### Work request
For the data below, please report each line where the word "this" is found.
*** Extracted material Section Begins ***
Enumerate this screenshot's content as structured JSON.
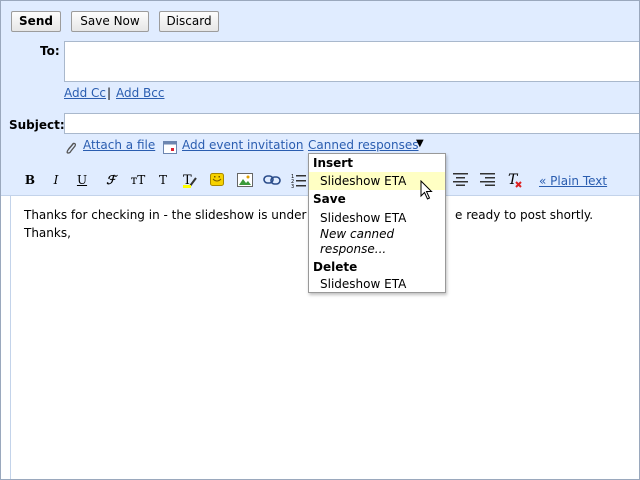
{
  "buttons": {
    "send": "Send",
    "save_now": "Save Now",
    "discard": "Discard"
  },
  "fields": {
    "to_label": "To:",
    "subject_label": "Subject:",
    "add_cc": "Add Cc",
    "separator": "|",
    "add_bcc": "Add Bcc"
  },
  "links": {
    "attach": "Attach a file",
    "event": "Add event invitation",
    "canned": "Canned responses",
    "canned_arrow": "▼",
    "plain_text": "« Plain Text"
  },
  "toolbar": {
    "bold": "B",
    "italic": "I",
    "underline": "U",
    "font": "ℱ",
    "size": "тT",
    "text_color": "T"
  },
  "dropdown": {
    "insert_header": "Insert",
    "insert_item": "Slideshow ETA",
    "save_header": "Save",
    "save_item": "Slideshow ETA",
    "new_response_line1": "New canned",
    "new_response_line2": "response...",
    "delete_header": "Delete",
    "delete_item": "Slideshow ETA"
  },
  "message": {
    "line1_left": "Thanks for checking in - the slideshow is under",
    "line1_right": "e ready to post shortly.",
    "line2": "Thanks,"
  },
  "colors": {
    "accent": "#e0ecff",
    "link": "#2a5db0",
    "highlight": "#ffffc4"
  }
}
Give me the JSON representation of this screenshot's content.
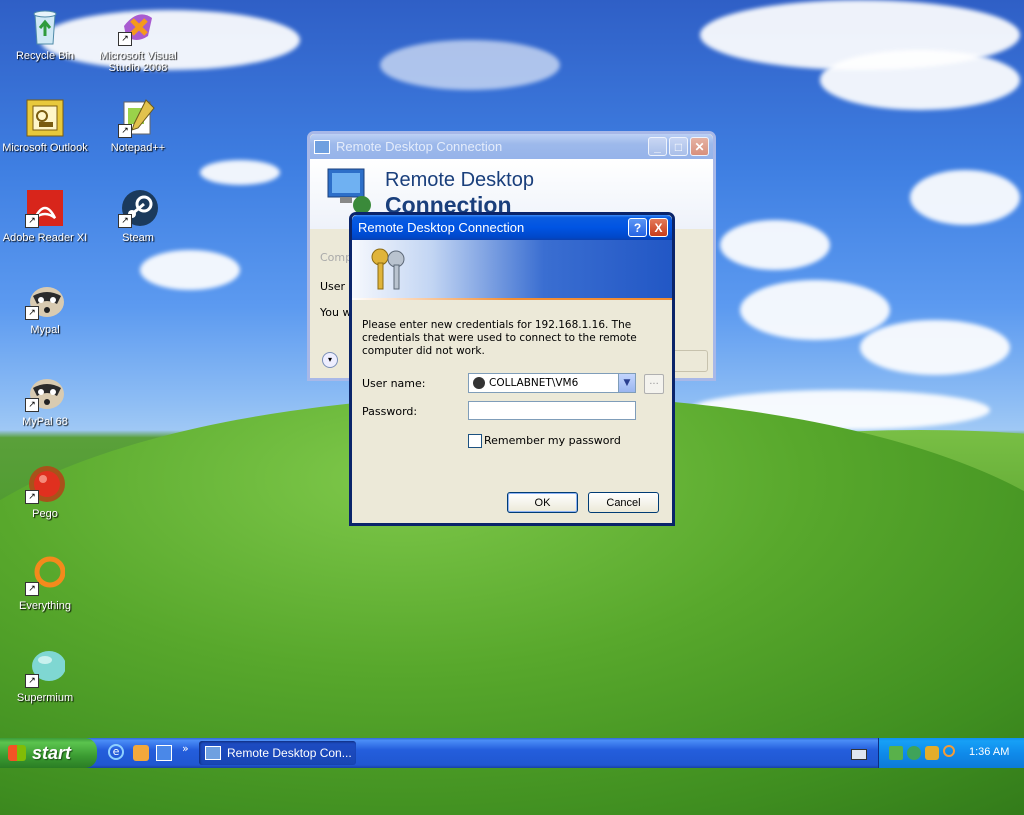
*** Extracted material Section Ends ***
### Task response
Enumerate this screenshot's content as structured JSON.
Give me the JSON representation of this screenshot's content.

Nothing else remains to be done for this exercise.